Czech superstar Radka Kahlefeldt (née Vodicková) returned to racing last year just 11 weeks after the birth of her daughter Ruby—and ever since she’s been in indomitable form with a second-place finish at The Challenge Championship and a third-place finish at the 70.3 European Championships. The 34-year-old professional says she is driven by her love of training, racing, and traveling all over the world—even with a new toddler in tow. “I was 15 when a triathlon coach in my home town of Jablonec, in the Czech Republic, asked me if I’d like to give triathlon a go. It seemed like a fun idea, so I joined the team and discovered there were lots of good-looking boys there, which was mostly why I kept going.” “I started racing sprint and Olympic distance back…

3 min.
in tech as in tri

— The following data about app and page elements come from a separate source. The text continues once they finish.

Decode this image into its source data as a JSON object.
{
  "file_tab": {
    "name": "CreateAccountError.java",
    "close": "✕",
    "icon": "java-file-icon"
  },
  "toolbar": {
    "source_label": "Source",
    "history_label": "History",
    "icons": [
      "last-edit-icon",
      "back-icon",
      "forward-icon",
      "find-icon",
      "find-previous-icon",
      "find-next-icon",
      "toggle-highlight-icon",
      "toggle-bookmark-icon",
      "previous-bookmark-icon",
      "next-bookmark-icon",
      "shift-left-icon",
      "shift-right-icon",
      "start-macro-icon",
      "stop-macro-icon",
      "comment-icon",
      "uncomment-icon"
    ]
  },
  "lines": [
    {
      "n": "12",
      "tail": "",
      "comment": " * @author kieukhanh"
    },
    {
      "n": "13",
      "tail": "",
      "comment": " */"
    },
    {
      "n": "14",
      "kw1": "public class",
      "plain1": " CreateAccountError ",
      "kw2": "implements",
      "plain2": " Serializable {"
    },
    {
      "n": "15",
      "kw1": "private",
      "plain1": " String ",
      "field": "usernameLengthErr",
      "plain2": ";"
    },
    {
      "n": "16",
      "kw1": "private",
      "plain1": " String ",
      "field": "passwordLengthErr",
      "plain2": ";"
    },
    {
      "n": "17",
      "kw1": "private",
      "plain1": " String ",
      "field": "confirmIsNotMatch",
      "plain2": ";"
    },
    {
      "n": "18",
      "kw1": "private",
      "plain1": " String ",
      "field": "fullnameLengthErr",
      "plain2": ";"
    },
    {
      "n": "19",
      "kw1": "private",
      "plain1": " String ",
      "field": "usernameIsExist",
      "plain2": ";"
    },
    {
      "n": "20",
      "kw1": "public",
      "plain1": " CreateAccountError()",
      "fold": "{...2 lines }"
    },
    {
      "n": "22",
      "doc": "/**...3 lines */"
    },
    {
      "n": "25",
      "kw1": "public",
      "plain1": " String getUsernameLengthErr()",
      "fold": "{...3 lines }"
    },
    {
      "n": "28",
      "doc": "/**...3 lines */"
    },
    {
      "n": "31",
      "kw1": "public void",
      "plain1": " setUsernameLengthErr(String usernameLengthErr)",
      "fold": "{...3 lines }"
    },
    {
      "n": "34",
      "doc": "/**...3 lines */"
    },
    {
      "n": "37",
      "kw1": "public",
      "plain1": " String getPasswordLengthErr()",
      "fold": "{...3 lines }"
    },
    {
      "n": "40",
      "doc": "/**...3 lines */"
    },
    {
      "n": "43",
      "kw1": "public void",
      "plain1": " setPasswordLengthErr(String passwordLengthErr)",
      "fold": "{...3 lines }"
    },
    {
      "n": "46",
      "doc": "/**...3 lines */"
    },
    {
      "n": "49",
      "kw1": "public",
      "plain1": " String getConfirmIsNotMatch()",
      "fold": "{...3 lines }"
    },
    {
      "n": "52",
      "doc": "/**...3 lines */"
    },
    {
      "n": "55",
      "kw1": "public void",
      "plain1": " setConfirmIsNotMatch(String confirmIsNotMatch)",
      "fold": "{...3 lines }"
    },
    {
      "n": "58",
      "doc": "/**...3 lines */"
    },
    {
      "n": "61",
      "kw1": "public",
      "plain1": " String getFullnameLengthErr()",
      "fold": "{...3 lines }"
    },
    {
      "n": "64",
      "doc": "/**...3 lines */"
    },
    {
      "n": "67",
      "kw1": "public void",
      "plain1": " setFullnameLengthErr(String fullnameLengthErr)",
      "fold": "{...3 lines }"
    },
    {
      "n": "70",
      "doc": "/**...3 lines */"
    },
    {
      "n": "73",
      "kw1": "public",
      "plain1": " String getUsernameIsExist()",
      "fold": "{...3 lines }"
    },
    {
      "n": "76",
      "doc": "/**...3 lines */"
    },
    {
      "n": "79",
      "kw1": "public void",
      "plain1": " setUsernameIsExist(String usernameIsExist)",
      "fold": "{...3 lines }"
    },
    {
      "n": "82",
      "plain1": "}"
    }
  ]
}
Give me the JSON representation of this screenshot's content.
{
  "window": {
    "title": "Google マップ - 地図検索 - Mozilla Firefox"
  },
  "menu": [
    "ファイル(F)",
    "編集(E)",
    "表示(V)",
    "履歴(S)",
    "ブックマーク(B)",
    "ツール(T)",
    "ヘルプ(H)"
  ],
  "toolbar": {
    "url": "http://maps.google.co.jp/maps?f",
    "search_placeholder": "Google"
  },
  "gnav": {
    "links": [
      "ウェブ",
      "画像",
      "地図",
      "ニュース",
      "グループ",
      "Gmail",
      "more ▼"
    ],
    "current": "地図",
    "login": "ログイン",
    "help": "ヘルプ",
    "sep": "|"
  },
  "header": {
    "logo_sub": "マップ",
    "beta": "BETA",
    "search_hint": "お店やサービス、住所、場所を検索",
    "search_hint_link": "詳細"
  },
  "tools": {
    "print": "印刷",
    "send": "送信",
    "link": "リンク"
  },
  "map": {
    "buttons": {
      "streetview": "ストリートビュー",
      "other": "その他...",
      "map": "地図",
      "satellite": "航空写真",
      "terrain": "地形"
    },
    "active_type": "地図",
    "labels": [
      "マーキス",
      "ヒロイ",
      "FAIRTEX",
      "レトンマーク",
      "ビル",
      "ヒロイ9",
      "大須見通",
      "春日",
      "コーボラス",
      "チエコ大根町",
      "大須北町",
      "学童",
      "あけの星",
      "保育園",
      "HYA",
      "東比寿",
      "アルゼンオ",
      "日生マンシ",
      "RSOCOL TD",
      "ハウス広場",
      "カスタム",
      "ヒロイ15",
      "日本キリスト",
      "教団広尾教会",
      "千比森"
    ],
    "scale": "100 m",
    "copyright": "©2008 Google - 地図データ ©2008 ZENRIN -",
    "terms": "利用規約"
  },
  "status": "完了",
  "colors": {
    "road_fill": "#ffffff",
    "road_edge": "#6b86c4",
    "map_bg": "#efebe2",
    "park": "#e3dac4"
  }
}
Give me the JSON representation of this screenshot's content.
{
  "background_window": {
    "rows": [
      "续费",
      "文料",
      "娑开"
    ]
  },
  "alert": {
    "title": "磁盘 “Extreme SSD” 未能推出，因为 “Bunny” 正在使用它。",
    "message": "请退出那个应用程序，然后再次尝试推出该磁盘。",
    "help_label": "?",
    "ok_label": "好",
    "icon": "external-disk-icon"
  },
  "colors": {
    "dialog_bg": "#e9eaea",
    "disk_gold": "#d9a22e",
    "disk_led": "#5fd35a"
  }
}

ON MOST DAYS, BOAZ DINTE RISES AT 5 A.M., takes a few sips of coffee, throws on his workout gear, and heads out for a swim, bike, or run around the small village north of Tel Aviv, Israel, where he lives. He’s back by 8 a.m. for a second breakfast and a shower, before bidding his wife and kids goodbye, and heading off to work. The routine is no less typical than many triathletes’ morning grind. Except Dinte’s role as a venture capitalist is arguably more demanding than the average gig. The founder and manager of Qumra Capital, Dinte, 55, oversees multi-million dollar investments in Israeli tech companies with the aim of transforming start-ups into global leaders in their fields. Two of his best known investments include Fiverr, an online marketplace…